While some attachment styles can cause conflict, insecurity and the inability to communicate effectively, the most impactful attachment style for female friendships is secure, which is key to breeding trust and drawing on respected boundaries. It heavily influences positive relationships with solid communication skills, as well as honesty and love.
Lessons on female friendship from solo travel
One of the best and easiest ways to make new female friends is on a solo group adventure. It’s common that when people reach their 30s and 40s, their group dynamics change, with friends getting married or having families and no longer available to share adventures. On Flash Pack’s solo group trips, like-minded travellers come together to share adventures full of ‘can’t-do-by-yourself’ experiences. Many have formed wonderful and life-changing friendships along the way.
On a Flash Pack trip to Australia, Melissa Capocci couldn’t have foreseen she’d come away from the trip with a new best friend for life. She says, “I now have the greatest travel partner any girl could ever ask for – my now best friend, Dina. We hit it off immediately. We were instantly friends and have been inseparable ever since. She lives in California and I’m based in Georgia (around a four-hour flight away), so we travel back and forth to see each other. We have also travelled across Europe together and did a road trip across the US.”
On trips to Argentina and Bali, Kate Volzer made some incredible long-distance friendships on both adventures. “My career gap adventures have taught me about the power of meeting new people and making friends from around the world. I feel extremely fortunate to have generated so many new friends from my trips. It’s nice to realise you can build new friendships in such a short space of time,” she says.
For Nolina Bergman, the highlight of her Flash Pack trip to Morocco was the group dynamic. She says, “It felt like our pack was special. We all just hit it off immediately. It helped that we were all professionals at a similar age and phase of life. We could have great conversations, and we were all interested in exploring the culture and magic of the places we visited, rather than partying. I still talk to everyone two or three times a week, and we’re planning another trip together.”
For others, making female friends from across the globe has been a turning point. Flashpacker Karen Crowe travelled to Argentina. She says, “Having had my first taste of group travel and meeting such brilliant people, I feel like I am much braver in life and willing to make bolder decisions going forward.

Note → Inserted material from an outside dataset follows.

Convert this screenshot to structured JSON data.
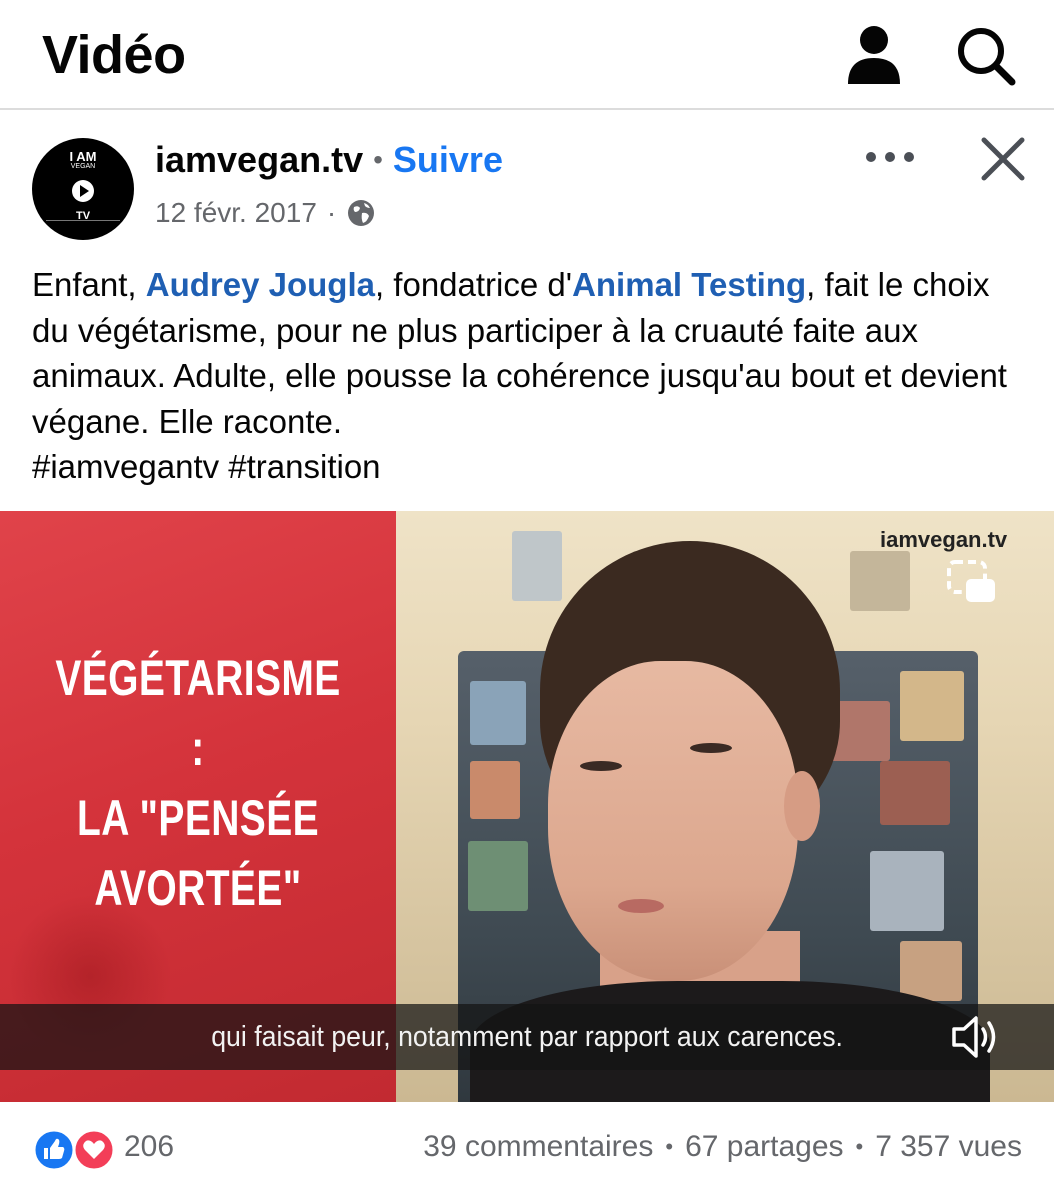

I now have friends all over the world. We’re already planning our next adventures together. It has definitely ignited my passion for travel.”
Meet your people on a Flash Pack adventure
Overall, making and nurturing female friendships can be beneficial to more than just your number of contacts. These relationships can offer a solid support network, improvements to your health and the opportunity to form incredible experiences with other like-minded souls.
Armed with all the information on forming and developing these female friendships, it’s now time to explore ways to do so. And travel is one of the most rewarding. With Flash Pack, you’ll meet a like-minded group of travellers, all in their 30s and 40s, looking for similar life-affirming experiences.
Together, you’ll have the opportunity to encounter local, epic and memorable experiences, together. You could take a 4×4 excursion across the Salar de Uyuni in Bolivia, encounter giant tortoises in their natural habitat on the Galapagos Islands or learn to cook authentic local dishes in Greece. Whatever adventure you choose, you’ll likely come away with more than just incredible memories.
Got a story or adventure that could inspire a solo traveller like you? Tag @flashpack on social or email [email protected] to be featured.
Images: Flash Pack